I had intended to write about cats this morning, or really any topic not connected in some way with the current global financial turmoil. However, it is hard to ignore the continuing chaos.
In writing, I seek to understand, then to explain. Some things, the madness of crowds is an example, cannot easily be understood beyond the abstract. Here words like "feeding frenzy" and "lemmings" come to mind.
The Prisoner's dilemma is one of the most famous concepts in game theory. In simplest terms, take two prisoners. If both keep quiet, they get off. The police don't have the evidence. However, if one confesses and incriminates the other, the one who confesses will get a very light sentence, the other a long sentence. If both confess, then they both receive a longish sentence.
What should the prisoners do? The optimum course is to keep quiet, no sentence. However, this carries the risk of the worst individual outcome if one confesses and the other does not .
The share market has been a bit like this.
The optimum course for all players is to limit selling to avoid placing downward pressure on prices. We have seen this in Australia before with house prices, people refrain from selling until prices start to recover. However, if you don't sell and others do, then you maximise your own losses relative to them. This creates pressures to sell.
Over and beyond the sheer excesses within the financial system, the fact that very clever people have been far too clever by half, there are two features of this crisis not present in some past crises.
The first is the role played by the ratings agencies, something I complained about in The international curse of the ratings agencies. The weight placed upon their rulings makes them players, not simply sources of information.

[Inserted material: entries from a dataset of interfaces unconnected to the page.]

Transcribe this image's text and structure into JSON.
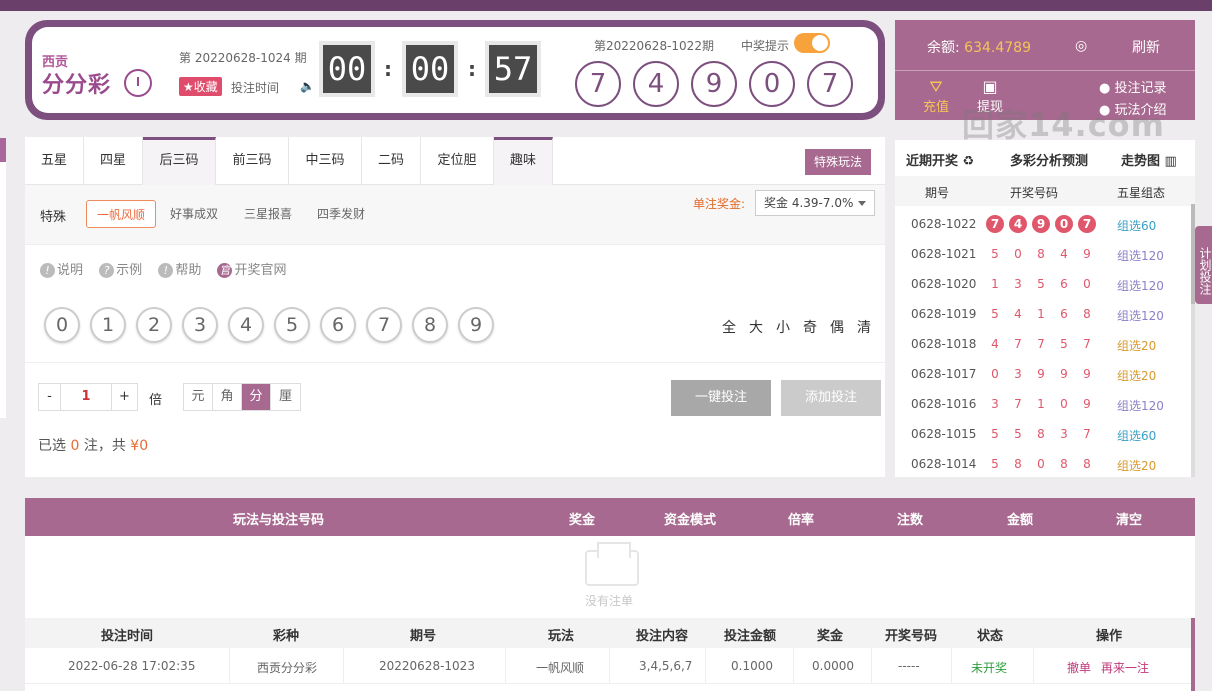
{
  "header": {
    "logo_line1": "西贡",
    "logo_line2": "分分彩",
    "issue_label": "第 20220628-1024 期",
    "favorite_label": "★收藏",
    "bet_time_label": "投注时间",
    "countdown": [
      "00",
      "00",
      "57"
    ],
    "prev_issue_label": "第20220628-1022期",
    "win_alert_label": "中奖提示",
    "balls": [
      "7",
      "4",
      "9",
      "0",
      "7"
    ]
  },
  "account": {
    "balance_label": "余额:",
    "balance_value": "634.4789",
    "refresh_label": "刷新",
    "charge_label": "充值",
    "withdraw_label": "提现",
    "records_label": "投注记录",
    "intro_label": "玩法介绍",
    "watermark": "回家14.com"
  },
  "tabs": [
    "五星",
    "四星",
    "后三码",
    "前三码",
    "中三码",
    "二码",
    "定位胆",
    "趣味"
  ],
  "special_button": "特殊玩法",
  "subbar": {
    "title": "特殊",
    "items": [
      "一帆风顺",
      "好事成双",
      "三星报喜",
      "四季发财"
    ],
    "prize_label": "单注奖金:",
    "prize_value": "奖金 4.39-7.0%"
  },
  "helps": [
    "说明",
    "示例",
    "帮助",
    "开奖官网"
  ],
  "numbers": [
    "0",
    "1",
    "2",
    "3",
    "4",
    "5",
    "6",
    "7",
    "8",
    "9"
  ],
  "quick_picks": [
    "全",
    "大",
    "小",
    "奇",
    "偶",
    "清"
  ],
  "controls": {
    "minus": "-",
    "multiplier": "1",
    "plus": "+",
    "bei_label": "倍",
    "units": [
      "元",
      "角",
      "分",
      "厘"
    ],
    "one_click_label": "一键投注",
    "add_bet_label": "添加投注",
    "selected_prefix": "已选",
    "selected_count": "0",
    "selected_mid": "注，共",
    "selected_amount": "¥0"
  },
  "recent": {
    "tab1": "近期开奖 ♻",
    "tab2": "多彩分析预测",
    "tab3": "走势图",
    "col_issue": "期号",
    "col_numbers": "开奖号码",
    "col_group": "五星组态",
    "rows": [
      {
        "issue": "0628-1022",
        "digits": [
          "7",
          "4",
          "9",
          "0",
          "7"
        ],
        "group": "组选60",
        "group_color": "#3aa0c8"
      },
      {
        "issue": "0628-1021",
        "digits": [
          "5",
          "0",
          "8",
          "4",
          "9"
        ],
        "group": "组选120",
        "group_color": "#8e7fc9"
      },
      {
        "issue": "0628-1020",
        "digits": [
          "1",
          "3",
          "5",
          "6",
          "0"
        ],
        "group": "组选120",
        "group_color": "#8e7fc9"
      },
      {
        "issue": "0628-1019",
        "digits": [
          "5",
          "4",
          "1",
          "6",
          "8"
        ],
        "group": "组选120",
        "group_color": "#8e7fc9"
      },
      {
        "issue": "0628-1018",
        "digits": [
          "4",
          "7",
          "7",
          "5",
          "7"
        ],
        "group": "组选20",
        "group_color": "#d79a2e"
      },
      {
        "issue": "0628-1017",
        "digits": [
          "0",
          "3",
          "9",
          "9",
          "9"
        ],
        "group": "组选20",
        "group_color": "#d79a2e"
      },
      {
        "issue": "0628-1016",
        "digits": [
          "3",
          "7",
          "1",
          "0",
          "9"
        ],
        "group": "组选120",
        "group_color": "#8e7fc9"
      },
      {
        "issue": "0628-1015",
        "digits": [
          "5",
          "5",
          "8",
          "3",
          "7"
        ],
        "group": "组选60",
        "group_color": "#3aa0c8"
      },
      {
        "issue": "0628-1014",
        "digits": [
          "5",
          "8",
          "0",
          "8",
          "8"
        ],
        "group": "组选20",
        "group_color": "#d79a2e"
      }
    ]
  },
  "side_tab_label": "计划投注",
  "bet_table": {
    "headers": [
      "玩法与投注号码",
      "奖金",
      "资金模式",
      "倍率",
      "注数",
      "金额",
      "清空"
    ],
    "empty_text": "没有注单"
  },
  "history": {
    "headers": [
      "投注时间",
      "彩种",
      "期号",
      "玩法",
      "投注内容",
      "投注金额",
      "奖金",
      "开奖号码",
      "状态",
      "操作"
    ],
    "row": {
      "time": "2022-06-28 17:02:35",
      "lottery": "西贡分分彩",
      "issue": "20220628-1023",
      "play": "一帆风顺",
      "content": "3,4,5,6,7",
      "amount": "0.1000",
      "prize": "0.0000",
      "draw": "-----",
      "status": "未开奖",
      "cancel": "撤单",
      "again": "再来一注"
    }
  },
  "colors": {
    "brand": "#7c4f7e",
    "accent": "#a7698f",
    "gold": "#f7c35a",
    "red": "#e0566b"
  }
}
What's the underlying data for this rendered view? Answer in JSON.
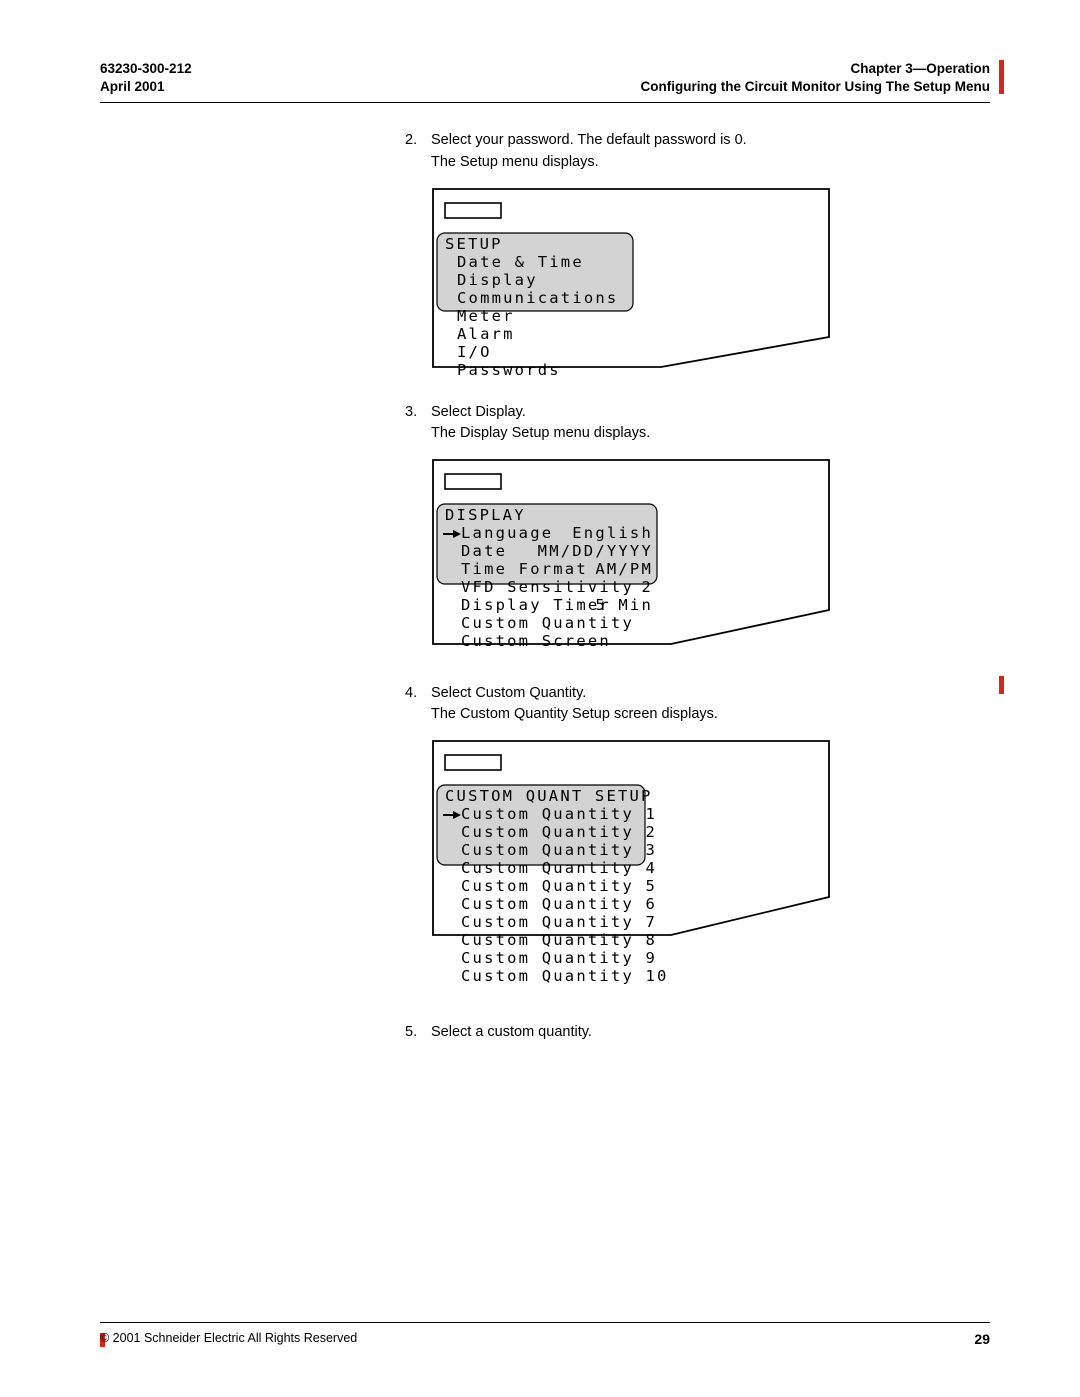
{
  "header": {
    "doc_number": "63230-300-212",
    "date": "April 2001",
    "chapter": "Chapter 3—Operation",
    "section": "Configuring the Circuit Monitor Using The Setup Menu"
  },
  "steps": {
    "s2num": "2.",
    "s2a": "Select your password. The default password is 0.",
    "s2b": "The Setup menu displays.",
    "s3num": "3.",
    "s3a": "Select Display.",
    "s3b": "The Display Setup menu displays.",
    "s4num": "4.",
    "s4a": "Select Custom Quantity.",
    "s4b": "The Custom Quantity Setup screen displays.",
    "s5num": "5.",
    "s5a": "Select a custom quantity."
  },
  "lcd_setup": {
    "title": "SETUP",
    "items": [
      "Date & Time",
      "Display",
      "Communications",
      "Meter",
      "Alarm",
      "I/O",
      "Passwords"
    ]
  },
  "lcd_display": {
    "title": "DISPLAY",
    "rows": [
      {
        "label": "Language",
        "value": "English",
        "arrow": true
      },
      {
        "label": "Date",
        "value": "MM/DD/YYYY"
      },
      {
        "label": "Time Format",
        "value": "AM/PM"
      },
      {
        "label": "VFD Sensitivity",
        "value": "2"
      },
      {
        "label": "Display Timer",
        "value": "5 Min"
      },
      {
        "label": "Custom Quantity",
        "value": ""
      },
      {
        "label": "Custom Screen",
        "value": ""
      }
    ]
  },
  "lcd_custom": {
    "title": "CUSTOM QUANT SETUP",
    "items": [
      "Custom Quantity 1",
      "Custom Quantity 2",
      "Custom Quantity 3",
      "Custom Quantity 4",
      "Custom Quantity 5",
      "Custom Quantity 6",
      "Custom Quantity 7",
      "Custom Quantity 8",
      "Custom Quantity 9",
      "Custom Quantity 10"
    ]
  },
  "footer": {
    "copyright": "© 2001 Schneider Electric  All Rights Reserved",
    "page": "29"
  }
}
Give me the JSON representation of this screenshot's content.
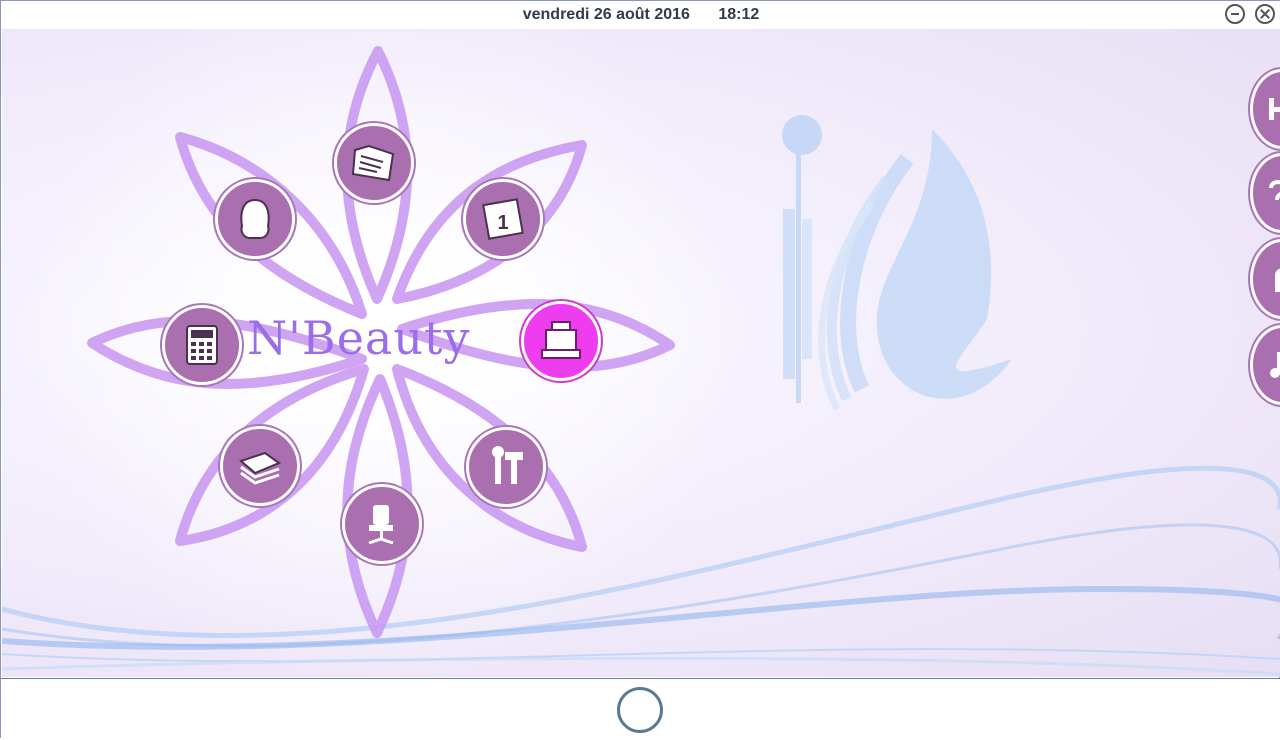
{
  "topbar": {
    "date": "vendredi 26 août 2016",
    "time": "18:12"
  },
  "window": {
    "minimize_icon": "minimize-icon",
    "close_icon": "close-icon"
  },
  "logo": {
    "text": "N'Beauty",
    "color": "#9a6ee8"
  },
  "menu": {
    "items": [
      {
        "icon": "folder-documents-icon"
      },
      {
        "icon": "calendar-icon"
      },
      {
        "icon": "cash-register-icon",
        "active": true
      },
      {
        "icon": "tools-icon"
      },
      {
        "icon": "office-chair-icon"
      },
      {
        "icon": "reports-icon"
      },
      {
        "icon": "calculator-icon"
      },
      {
        "icon": "woman-hair-icon"
      }
    ],
    "accent_color": "#a96fae",
    "active_color": "#ee3dee",
    "petal_color": "#c99af2"
  },
  "side_buttons": [
    {
      "icon": "home-letter-icon"
    },
    {
      "icon": "help-icon"
    },
    {
      "icon": "facebook-icon"
    },
    {
      "icon": "music-icon"
    }
  ],
  "bottombar": {
    "icon": "home-circle-icon"
  }
}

As an aside, I wonder whether the ratings agencies can survive this crash? As a simple example, the British local councils who based their decisions to deposit with Icelandic banks claim that they did so on the basis of the ratings accorded those banks by the ratings agencies. I wonder who will be the first to sue?
The second new feature are the new international accounting rules, something that Kangaroo Valley David referred to in an email to me. Introduced in response to previous corporate excesses such as Enron, they require companies to bring shifts in asset values to account as they occur.
The problem in this time of turmoil is that such crystallised losses reinforce the downward spiral by weakening balance sheets and lowering credit ratings. This actually reinforces the Prisoner dilemma effect.
In thinking about all this, I keep coming back to the real value of assets.
At one level, the value of an asset is what the market will pay for the asset. This, market value, is the conventional measure. However, its is always a short term, immediate measure.
In the longer term, market value for productive assets (I am not talking about gold or art works) depends on the income stream attached to the asset. This is the reason why shares generally out-perform real estate in the longer term.
Companies pay you a dividend and then reinvest the remaining profits in the business. This creates further profits. Companies also borrow to fund investment. So long as the returns on the investment exceed the cost of capital, this adds to profits. So with shares, you get a rising dividend stream plus a rise in asset values. The two are linked.
Finance 101 I know. However, I want to use this simple analysis to make a simple point.
Recently a colleague commented that there was an old-fashioned flavour to some of my management writing. This actually pulled me up. To be seen as old-fashioned can be the kiss of death for a management professional. That said, I have been consciously mounting a case for a return to what I see as management fundamentals. If that's old fashioned, then I will wear the tag.
One of my concerns has been what I see as the growing instability, the shortening of life cycles, in current organisations. In The fallacy of modern management I tried to use simple maths to show that our near universal obsession with above average growth at organisational levels is in fact a recipe for failure.
One company can achieve above average growth. By definition, all companies cannot. When the gap between the total targets and what is in fact achievable becomes too great, then the outcome is instability and rising failure rates.
Consider corporate borrowings. If corporate borrowings are based on the totality of corporate growth targets and those targets are unachievable, then you know that there will be over-borrowing. Normally, credit market rationing limits this effect. However, should this fail because of excessive lending, then problems result.
As a second example, consider PE ratios and dividend yields. These used to be based on historical earnings. You knew where you were and could make your own adjustments. If you change the measure to prospective earnings, and if the totality of those earning cannot in fact be achieved, the ratios become suspect in the extreme.
As I said, finance 101. However, this simple analysis has significant implications. Consider disclosure issues.
If total profit projections cannot be achieved, then why are we requiring companies to provide individual profit projections? If the value of assets is based on long term sustainable profits, why do we require and measure people on quarterly reports?
To my mind, we should consider putting a bullet through the entire current corporate control and reporting system. It does not and cannot work. Instead, we should focus on what we really want to achieve.
My thanks to Barry Garden for including this post in his What Others are Saying About Global Financial Crisis?, a compendium of posts on the crisis.